PHILADELPHIA (KYW Newsradio) — Over 30,000 flights have been either cancelled or delayed by U.S. airlines since Christmas, and there are signs that those cancellations may very well continue into the middle of February. CBS News travel editor Peter Greenberg says it is not all because of omicron.
“Three weeks ago when the airlines canceled the flights, they didn't have a choice. They didn't have anybody to actually operate the planes,” Greenberg said. “Now they're canceling because they can.”
Fewer people are traveling, and airlines are taking advantage of the dip in demand to do triage on their schedules, Greenberg said. In some cases, they are pulling planes out of the schedule completely.
“You're seeing airlines like Alaska Airlines cutting 10% of their schedule. JetBlue: 1,300 flights canceled preemptively between now and the end of this month,” he said. “And then, overseas, even crazier — Lufthansa canceling 33,000 flights between now and Feb. 15.”
He says the hope among air carriers is that they can get back on track and get everyone in sequence where they're supposed to be by mid-February.
Meanwhile, the requirements for international travel continue to evolve. Being vaccinated against COVID-19 may no longer be enough for some European destinations. Greenberg says that’s because we're coming up on the first anniversary of the COVID-19 vaccines’ debut.
“Now you're seeing the European Union saying, ‘OK, your European vaccine passport’s only gonna be valid for nine months.’ The translation is you can't show proof of vaccination,” he said.
For certain destinations, travelers will need to show proof of getting a booster shot as well. That rule will kick in, for example, in the Netherlands next month, among many other locations.

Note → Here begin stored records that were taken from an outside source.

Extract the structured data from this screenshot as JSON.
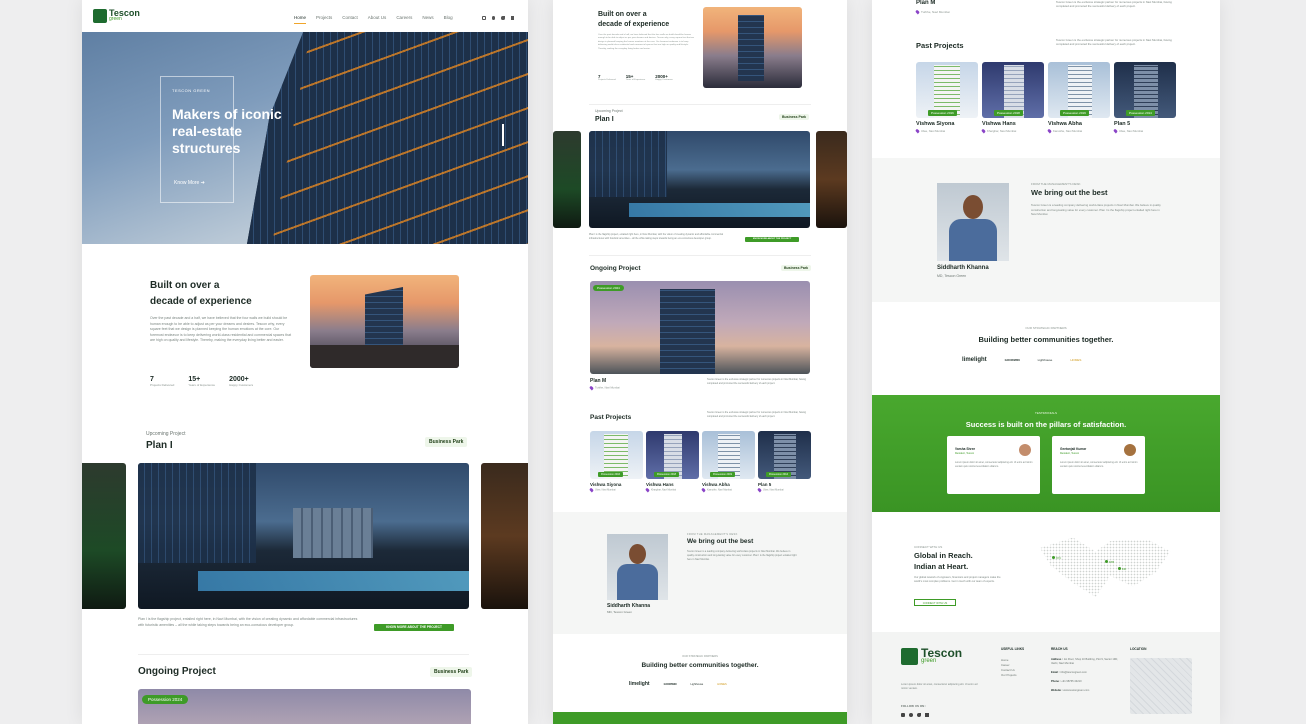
{
  "nav": {
    "logo_main": "Tescon",
    "logo_sub": "green",
    "tagline": "Building a sustainable tomorrow",
    "items": [
      "Home",
      "Projects",
      "Contact",
      "About Us",
      "Careers",
      "News",
      "Blog"
    ]
  },
  "hero": {
    "eyebrow": "TESCON GREEN",
    "title": "Makers of iconic real-estate structures",
    "cta": "Know More"
  },
  "about": {
    "title_line1": "Built on over a",
    "title_line2": "decade of experience",
    "body": "Over the past decade and a half, we have believed that the four walls we build should be human enough to be able to adjust as per your dreams and desires. Tescon why, every square feet that we design is planned keeping the human emotions at the core. Our foremost endeavor is to keep delivering world-class residential and commercial spaces that are high on quality and lifestyle. Thereby, making the everyday living better and easier.",
    "stats": [
      {
        "value": "7",
        "label": "Projects Delivered"
      },
      {
        "value": "15+",
        "label": "Years of Experience"
      },
      {
        "value": "2000+",
        "label": "Happy Customers"
      }
    ]
  },
  "upcoming": {
    "eyebrow": "Upcoming Project",
    "title": "Plan I",
    "tag": "Business Park",
    "body": "Plan I is the flagship project, entailed right here, in Navi Mumbai, with the vision of creating dynamic and affordable commercial infrastructures with futuristic amenities – all the while taking steps towards being an eco-conscious developer group.",
    "cta": "KNOW MORE ABOUT THE PROJECT"
  },
  "ongoing": {
    "title": "Ongoing Project",
    "tag": "Business Park",
    "badge": "Possession 2024",
    "name": "Plan M",
    "location": "Turbhe, Navi Mumbai",
    "body": "Tescon Green is the exclusive strategic partner for numerous projects in Navi Mumbai, having completed and promoted the successful delivery of each project."
  },
  "past": {
    "title": "Past Projects",
    "body": "Tescon Green is the exclusive strategic partner for numerous projects in Navi Mumbai, having completed and promoted the successful delivery of each project.",
    "items": [
      {
        "name": "Vishwa Siyona",
        "badge": "Possession 2016",
        "loc": "Ulwe, Navi Mumbai"
      },
      {
        "name": "Vishwa Hans",
        "badge": "Possession 2018",
        "loc": "Kharghar, Navi Mumbai"
      },
      {
        "name": "Vishwa Abha",
        "badge": "Possession 2019",
        "loc": "Kamothe, Navi Mumbai"
      },
      {
        "name": "Plan 5",
        "badge": "Possession 2014",
        "loc": "Ulwe, Navi Mumbai"
      }
    ]
  },
  "leader": {
    "eyebrow": "FROM THE MANAGEMENT'S DESK",
    "title": "We bring out the best",
    "name": "Siddharth Khanna",
    "role": "MD, Tescon Green",
    "body": "Tescon Green is a leading company delivering world-class projects in Navi Mumbai. We believe in quality construction and long-lasting value for every customer. Plan I is the flagship project entailed right here in Navi Mumbai."
  },
  "partners": {
    "eyebrow": "OUR STRATEGIC PARTNERS",
    "title": "Building better communities together.",
    "logos": [
      "limelight",
      "GOODWIN",
      "Lighthouse",
      "HOMES"
    ]
  },
  "testimonials": {
    "eyebrow": "TESTIMONIALS",
    "title": "Success is built on the pillars of satisfaction.",
    "items": [
      {
        "name": "Varsha Shree",
        "role": "Resident, Tescon",
        "text": "Lorem ipsum dolor sit amet, consectetur adipiscing elit. Ut enim ad minim veniam quis nostrud exercitation ullamco."
      },
      {
        "name": "Geetanjali Kumar",
        "role": "Resident, Tescon",
        "text": "Lorem ipsum dolor sit amet, consectetur adipiscing elit. Ut enim ad minim veniam quis nostrud exercitation ullamco."
      }
    ]
  },
  "global": {
    "eyebrow": "CONNECT WITH US",
    "title_line1": "Global in Reach.",
    "title_line2": "Indian at Heart.",
    "body": "Our global network of engineers, financiers and project managers make the world's most complex problems. Get in touch with our team of experts.",
    "cta": "CONNECT WITH US",
    "markers": [
      "NYC",
      "DXB",
      "IND"
    ]
  },
  "footer": {
    "useful_links": "USEFUL LINKS",
    "links": [
      "Home",
      "Career",
      "Contact Us",
      "Our Projects"
    ],
    "reach": "REACH US",
    "address_label": "Address :",
    "address": "1st Floor, Shop 10 Building, Plot 9, Sector 19D, Vashi, Navi Mumbai",
    "email_label": "Email :",
    "email": "info@tescongreen.com",
    "phone_label": "Phone :",
    "phone": "+91 98765 43210",
    "website_label": "Website :",
    "website": "www.tescongreen.com",
    "location": "LOCATION",
    "follow": "FOLLOW US ON :",
    "copyright": "Lorem ipsum dolor sit amet, consectetur adipiscing elit. Ut enim ad minim veniam."
  }
}
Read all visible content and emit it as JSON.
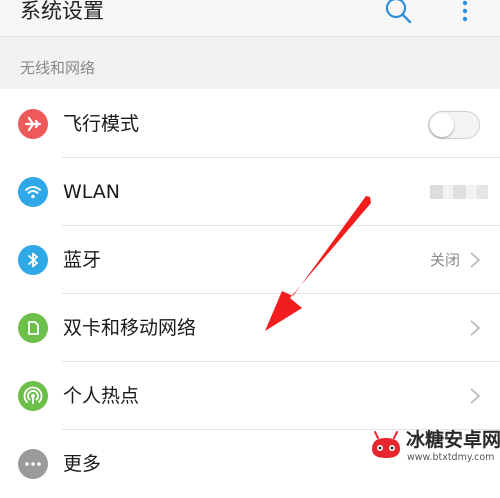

“Remember, the rules are changing by the hour,” he said, “but right now, if you've been vaccinated and you've been boostered, check your calendar, because nine months is about the limit before they're gonna ask to see another vaccination.”